defendant's house where they saw the defendant making a drug deal. The officers arrested the
defendant outside his house and then the officers went inside the house and in the back room,
where they found drugs. The defendant was convicted and now he appeals and argues that the
evidence obtained in the house was result of an unlawful search. The Supreme Court of Lousiana
affirmed the conviction by ruling that the search of the house was incident to a lawful arrest.


Was the search of the back room of the house incident to a lawful arrest?


RD: The court ruled that a search is incident to a lawful arrest "only if it is substantially
contemporaneous with the arrest and is confined to the immediate vicinity of the arrest." The
court ruled that since the defendant was arrested outside his house, the back room of the house
was not within the immediate vicinity of the arrest and also since the officers did not have
exigent circumstances, or the consent of the defendant, they had no right to search the house.
The conviction was reversed.



The case at bar is for the motion for partial reconsideration of both petitioners and
respondents of the SC’s decision that the questioned search warrant by petitioners is null and
void, that respondents are enjoined from introducing evidence using such search warrant,
but such personalities obtained would still be retained, without prejudice to petitioner
Aguilar-Roque. Respondents contend that the search warrant is valid and that it should be
considered in the context of the crime of rebellion, where the warrant was based.
Petitioners on the other hand, on the part of petitioner Aguilar-Roque, contend that a lawful
search would be justified only by a lawful arrest. And since there was illegal arrest of
Aguilar-Roque, the search was unlawful and that the personalities seized during the illegal
search should be returned to the petitioner. The respondents, in defense, concede that the
search warrants were null and void but the arrests were not.

ISSUE: WON the articles seized were illegally obtained.

HELD: Yes.

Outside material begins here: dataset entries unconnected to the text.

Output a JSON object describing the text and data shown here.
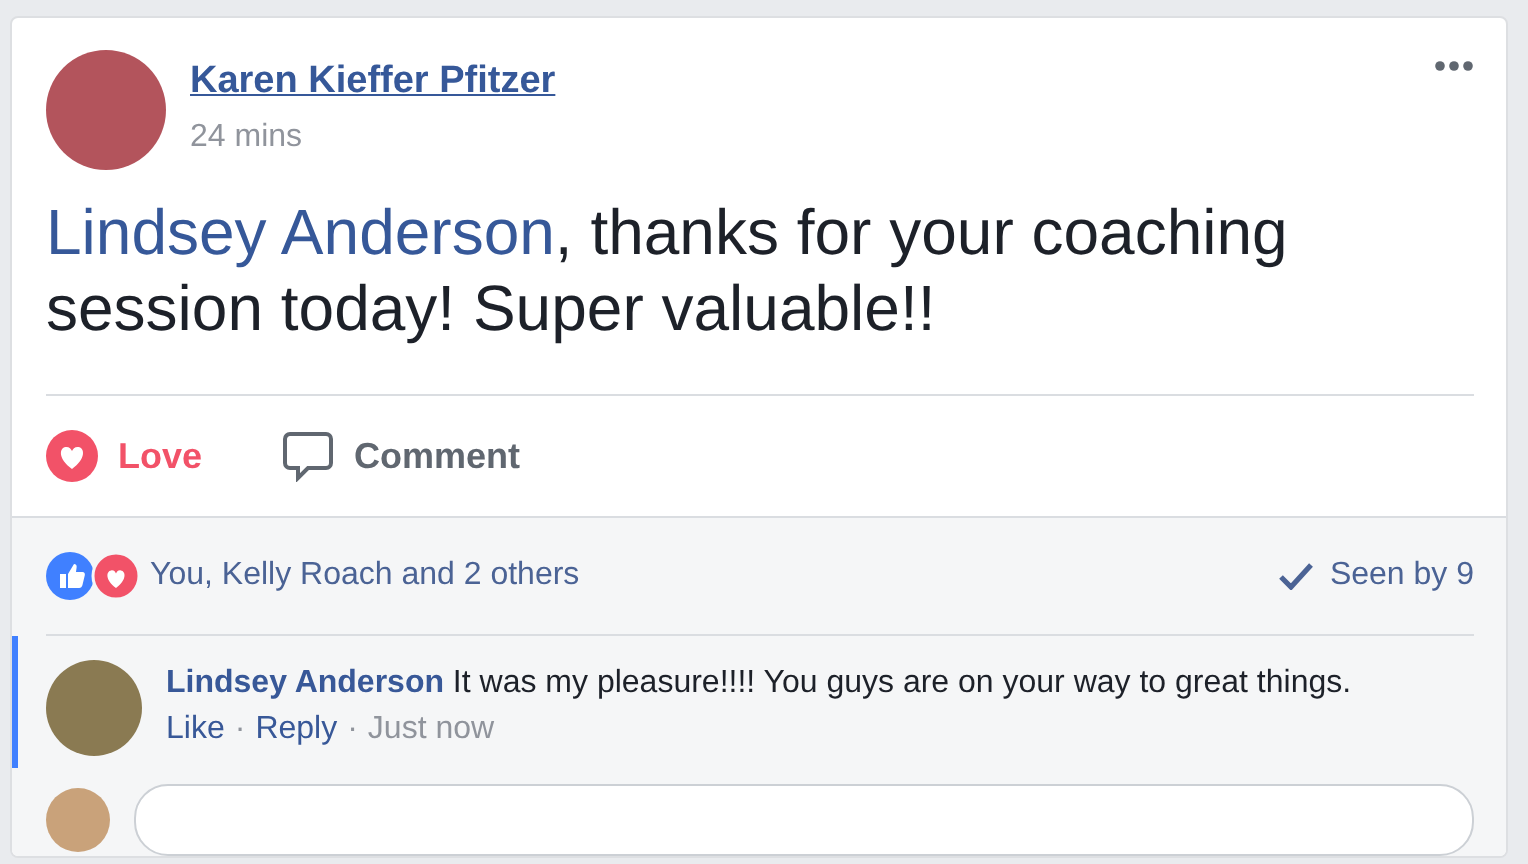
{
  "post": {
    "author": "Karen Kieffer Pfitzer",
    "time": "24 mins",
    "mention": "Lindsey Anderson",
    "text": ", thanks for your coaching session today! Super valuable!!"
  },
  "actions": [
    {
      "kind": "love",
      "label": "Love",
      "selected": true
    },
    {
      "kind": "comment",
      "label": "Comment",
      "selected": false
    }
  ],
  "reactions": {
    "summary": "You, Kelly Roach and 2 others",
    "seen": "Seen by 9"
  },
  "comments": [
    {
      "author": "Lindsey Anderson",
      "text": "It was my pleasure!!!! You guys are on your way to great things.",
      "highlighted": true,
      "links": [
        "Like",
        "Reply"
      ],
      "separator": "·",
      "time": "Just now"
    }
  ]
}
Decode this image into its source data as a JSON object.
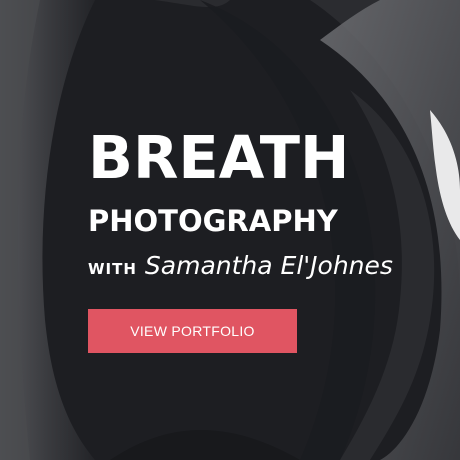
{
  "hero": {
    "title": "BREATH",
    "subtitle": "PHOTOGRAPHY",
    "with_label": "WITH",
    "author": "Samantha El'Johnes",
    "cta_label": "VIEW PORTFOLIO"
  },
  "colors": {
    "accent": "#e05562",
    "text": "#ffffff",
    "background": "#1c1d21"
  }
}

RD: "Any evidence obtained in violation of this . . . section shall be inadmissible for any
purpose in any proceeding" (Sec. 4[2]). This constitutional mandate expressly adopting the
exclusionary rule has proved by historical experience to be the only practical means of
enforcing the constitutional injunction against unreasonable searches and seizures by
outlawing all evidence illegally seized and thereby removing the incentive on the part of state
and police officers to disregard such basic rights. What the plain language of the
Constitution mandates is beyond the power of the courts to change or modify. All the articles
thus seized fag under the exclusionary rule totally and unqualifiedly and cannot be used
against any of the three petitioners.